*WHAT IS EXPECTED*: The answer must consist of every line in the records that contains the word "number".

Excerpts from an interface dataset:
Content starts

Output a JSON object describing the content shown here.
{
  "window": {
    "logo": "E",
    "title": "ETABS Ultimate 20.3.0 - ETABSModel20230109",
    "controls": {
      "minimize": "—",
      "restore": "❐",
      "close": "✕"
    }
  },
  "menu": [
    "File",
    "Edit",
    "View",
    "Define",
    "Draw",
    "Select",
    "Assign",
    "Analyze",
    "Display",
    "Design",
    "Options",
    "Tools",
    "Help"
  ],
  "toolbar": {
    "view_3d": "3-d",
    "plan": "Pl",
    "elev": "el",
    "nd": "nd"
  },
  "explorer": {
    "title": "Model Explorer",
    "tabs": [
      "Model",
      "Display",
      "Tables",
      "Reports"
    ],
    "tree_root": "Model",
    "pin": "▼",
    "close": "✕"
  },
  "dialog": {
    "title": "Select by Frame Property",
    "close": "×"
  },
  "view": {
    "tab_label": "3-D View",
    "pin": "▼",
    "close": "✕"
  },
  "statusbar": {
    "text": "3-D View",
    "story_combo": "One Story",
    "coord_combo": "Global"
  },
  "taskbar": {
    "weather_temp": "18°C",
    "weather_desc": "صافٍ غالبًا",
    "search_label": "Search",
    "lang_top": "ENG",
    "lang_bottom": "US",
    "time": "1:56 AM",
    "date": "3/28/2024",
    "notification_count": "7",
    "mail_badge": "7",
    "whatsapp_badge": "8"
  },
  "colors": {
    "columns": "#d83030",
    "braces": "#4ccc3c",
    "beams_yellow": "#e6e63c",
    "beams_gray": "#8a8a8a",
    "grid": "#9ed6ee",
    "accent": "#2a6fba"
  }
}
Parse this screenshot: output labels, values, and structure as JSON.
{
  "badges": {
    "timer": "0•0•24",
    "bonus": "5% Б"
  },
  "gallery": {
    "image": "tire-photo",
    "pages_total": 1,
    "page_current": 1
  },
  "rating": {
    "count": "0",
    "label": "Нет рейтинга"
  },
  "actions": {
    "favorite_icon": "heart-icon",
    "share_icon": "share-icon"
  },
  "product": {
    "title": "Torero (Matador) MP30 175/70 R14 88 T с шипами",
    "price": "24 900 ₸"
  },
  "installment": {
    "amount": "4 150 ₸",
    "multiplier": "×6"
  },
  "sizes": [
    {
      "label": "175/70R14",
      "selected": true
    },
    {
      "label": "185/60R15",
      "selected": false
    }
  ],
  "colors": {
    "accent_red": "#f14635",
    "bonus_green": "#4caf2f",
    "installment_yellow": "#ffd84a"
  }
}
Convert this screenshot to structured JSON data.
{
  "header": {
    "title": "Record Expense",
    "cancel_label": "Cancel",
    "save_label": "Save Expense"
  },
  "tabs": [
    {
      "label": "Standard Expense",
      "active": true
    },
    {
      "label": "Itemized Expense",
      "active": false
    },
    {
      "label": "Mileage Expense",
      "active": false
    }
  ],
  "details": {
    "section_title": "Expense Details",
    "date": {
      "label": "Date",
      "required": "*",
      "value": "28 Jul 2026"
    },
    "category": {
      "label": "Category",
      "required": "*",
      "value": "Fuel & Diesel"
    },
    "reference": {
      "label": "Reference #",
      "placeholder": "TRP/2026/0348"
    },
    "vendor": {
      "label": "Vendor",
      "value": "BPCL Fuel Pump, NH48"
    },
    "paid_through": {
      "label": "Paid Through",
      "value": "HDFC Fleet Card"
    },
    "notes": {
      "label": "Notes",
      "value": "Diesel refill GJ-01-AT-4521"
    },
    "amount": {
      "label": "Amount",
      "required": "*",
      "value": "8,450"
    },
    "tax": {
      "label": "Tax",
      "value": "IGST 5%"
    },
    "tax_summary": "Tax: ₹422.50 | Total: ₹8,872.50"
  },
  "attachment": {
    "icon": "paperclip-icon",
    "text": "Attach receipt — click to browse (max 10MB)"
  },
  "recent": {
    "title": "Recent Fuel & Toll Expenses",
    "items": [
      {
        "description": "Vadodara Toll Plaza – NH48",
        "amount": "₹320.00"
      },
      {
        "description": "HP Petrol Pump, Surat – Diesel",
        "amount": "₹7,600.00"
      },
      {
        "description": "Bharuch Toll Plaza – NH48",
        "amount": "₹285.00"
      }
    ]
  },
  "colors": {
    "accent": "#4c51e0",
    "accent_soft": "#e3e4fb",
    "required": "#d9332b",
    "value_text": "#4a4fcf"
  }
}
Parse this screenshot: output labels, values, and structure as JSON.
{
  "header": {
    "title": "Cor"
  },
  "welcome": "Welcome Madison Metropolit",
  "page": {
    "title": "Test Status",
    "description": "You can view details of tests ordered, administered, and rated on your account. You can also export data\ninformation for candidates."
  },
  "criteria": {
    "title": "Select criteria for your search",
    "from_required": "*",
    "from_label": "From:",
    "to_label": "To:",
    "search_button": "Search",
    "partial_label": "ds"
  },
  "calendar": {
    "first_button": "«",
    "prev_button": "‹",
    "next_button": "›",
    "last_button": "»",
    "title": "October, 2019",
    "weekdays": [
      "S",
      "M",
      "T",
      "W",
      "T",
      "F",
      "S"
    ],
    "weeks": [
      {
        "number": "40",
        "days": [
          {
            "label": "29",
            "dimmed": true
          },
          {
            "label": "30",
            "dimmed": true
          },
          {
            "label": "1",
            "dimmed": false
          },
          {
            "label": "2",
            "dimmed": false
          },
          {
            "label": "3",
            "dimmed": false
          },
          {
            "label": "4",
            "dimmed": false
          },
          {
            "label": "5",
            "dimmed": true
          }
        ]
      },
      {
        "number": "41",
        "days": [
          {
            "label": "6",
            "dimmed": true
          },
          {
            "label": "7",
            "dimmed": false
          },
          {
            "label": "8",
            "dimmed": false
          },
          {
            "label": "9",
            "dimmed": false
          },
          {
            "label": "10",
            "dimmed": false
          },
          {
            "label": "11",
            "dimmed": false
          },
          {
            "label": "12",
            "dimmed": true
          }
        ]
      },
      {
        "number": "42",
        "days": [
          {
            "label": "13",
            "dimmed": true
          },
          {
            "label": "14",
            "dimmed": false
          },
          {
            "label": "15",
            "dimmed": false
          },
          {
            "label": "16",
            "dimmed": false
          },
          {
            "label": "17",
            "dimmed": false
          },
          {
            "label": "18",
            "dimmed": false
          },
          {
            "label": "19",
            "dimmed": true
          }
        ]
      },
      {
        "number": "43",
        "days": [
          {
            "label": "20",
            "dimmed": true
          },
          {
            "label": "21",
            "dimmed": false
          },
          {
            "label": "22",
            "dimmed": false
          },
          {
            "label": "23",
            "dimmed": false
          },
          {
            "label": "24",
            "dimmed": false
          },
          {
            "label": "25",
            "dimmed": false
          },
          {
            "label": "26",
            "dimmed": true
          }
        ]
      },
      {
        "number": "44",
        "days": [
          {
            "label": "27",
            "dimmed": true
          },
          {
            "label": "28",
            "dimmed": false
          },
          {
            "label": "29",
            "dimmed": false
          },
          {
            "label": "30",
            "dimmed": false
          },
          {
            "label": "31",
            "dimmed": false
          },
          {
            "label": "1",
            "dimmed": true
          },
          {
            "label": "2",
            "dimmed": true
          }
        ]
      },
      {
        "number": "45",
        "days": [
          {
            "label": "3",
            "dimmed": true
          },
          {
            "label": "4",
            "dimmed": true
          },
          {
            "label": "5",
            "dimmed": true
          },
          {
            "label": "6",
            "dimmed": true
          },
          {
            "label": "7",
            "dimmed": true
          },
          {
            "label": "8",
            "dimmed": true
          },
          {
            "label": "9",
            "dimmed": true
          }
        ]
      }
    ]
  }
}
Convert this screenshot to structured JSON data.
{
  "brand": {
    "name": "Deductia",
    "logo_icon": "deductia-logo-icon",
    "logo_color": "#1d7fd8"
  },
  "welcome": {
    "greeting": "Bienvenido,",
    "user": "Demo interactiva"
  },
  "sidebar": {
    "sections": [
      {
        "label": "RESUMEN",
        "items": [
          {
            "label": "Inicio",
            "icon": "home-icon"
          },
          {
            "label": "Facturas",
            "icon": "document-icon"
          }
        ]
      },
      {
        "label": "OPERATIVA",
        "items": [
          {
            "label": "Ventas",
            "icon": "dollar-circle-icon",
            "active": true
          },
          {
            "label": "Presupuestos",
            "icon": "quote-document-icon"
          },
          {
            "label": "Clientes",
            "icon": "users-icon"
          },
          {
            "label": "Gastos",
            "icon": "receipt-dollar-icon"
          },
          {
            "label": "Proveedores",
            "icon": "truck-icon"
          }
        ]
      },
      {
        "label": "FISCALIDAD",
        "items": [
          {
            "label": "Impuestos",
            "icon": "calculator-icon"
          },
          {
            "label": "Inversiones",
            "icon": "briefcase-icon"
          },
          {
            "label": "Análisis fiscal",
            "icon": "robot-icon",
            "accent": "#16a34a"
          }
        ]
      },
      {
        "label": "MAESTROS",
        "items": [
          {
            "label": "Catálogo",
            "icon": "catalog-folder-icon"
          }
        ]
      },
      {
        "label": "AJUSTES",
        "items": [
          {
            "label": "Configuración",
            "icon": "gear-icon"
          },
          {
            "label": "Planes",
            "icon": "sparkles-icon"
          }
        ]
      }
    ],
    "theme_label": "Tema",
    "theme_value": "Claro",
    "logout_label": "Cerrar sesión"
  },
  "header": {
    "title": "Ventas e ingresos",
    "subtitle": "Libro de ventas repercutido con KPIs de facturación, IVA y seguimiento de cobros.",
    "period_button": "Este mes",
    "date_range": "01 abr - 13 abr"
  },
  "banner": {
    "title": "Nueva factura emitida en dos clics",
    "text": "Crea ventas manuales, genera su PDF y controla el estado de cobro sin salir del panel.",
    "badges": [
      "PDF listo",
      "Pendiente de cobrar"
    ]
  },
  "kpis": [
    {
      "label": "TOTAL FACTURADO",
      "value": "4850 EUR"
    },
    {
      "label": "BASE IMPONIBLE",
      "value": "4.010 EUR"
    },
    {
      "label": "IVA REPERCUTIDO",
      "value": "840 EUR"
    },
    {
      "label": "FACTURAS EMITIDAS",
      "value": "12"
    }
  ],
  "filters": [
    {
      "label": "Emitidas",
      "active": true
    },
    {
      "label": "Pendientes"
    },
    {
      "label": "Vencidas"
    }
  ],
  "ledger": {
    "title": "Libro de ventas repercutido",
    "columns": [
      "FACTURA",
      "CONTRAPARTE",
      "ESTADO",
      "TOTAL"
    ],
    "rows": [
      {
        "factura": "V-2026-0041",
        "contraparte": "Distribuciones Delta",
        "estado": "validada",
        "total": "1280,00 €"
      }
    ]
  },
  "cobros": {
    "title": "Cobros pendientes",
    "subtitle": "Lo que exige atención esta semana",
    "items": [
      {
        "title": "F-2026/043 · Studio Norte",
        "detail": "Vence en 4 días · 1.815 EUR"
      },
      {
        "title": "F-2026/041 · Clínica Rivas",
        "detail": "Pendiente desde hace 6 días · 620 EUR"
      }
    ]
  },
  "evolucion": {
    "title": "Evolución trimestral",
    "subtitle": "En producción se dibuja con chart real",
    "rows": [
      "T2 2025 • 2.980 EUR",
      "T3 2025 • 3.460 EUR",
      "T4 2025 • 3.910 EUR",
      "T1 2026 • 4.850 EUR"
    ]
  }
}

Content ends

*RESPONSE BOX*:
        "number": "40",
        "number": "41",
        "number": "42",
        "number": "43",
        "number": "44",
        "number": "45",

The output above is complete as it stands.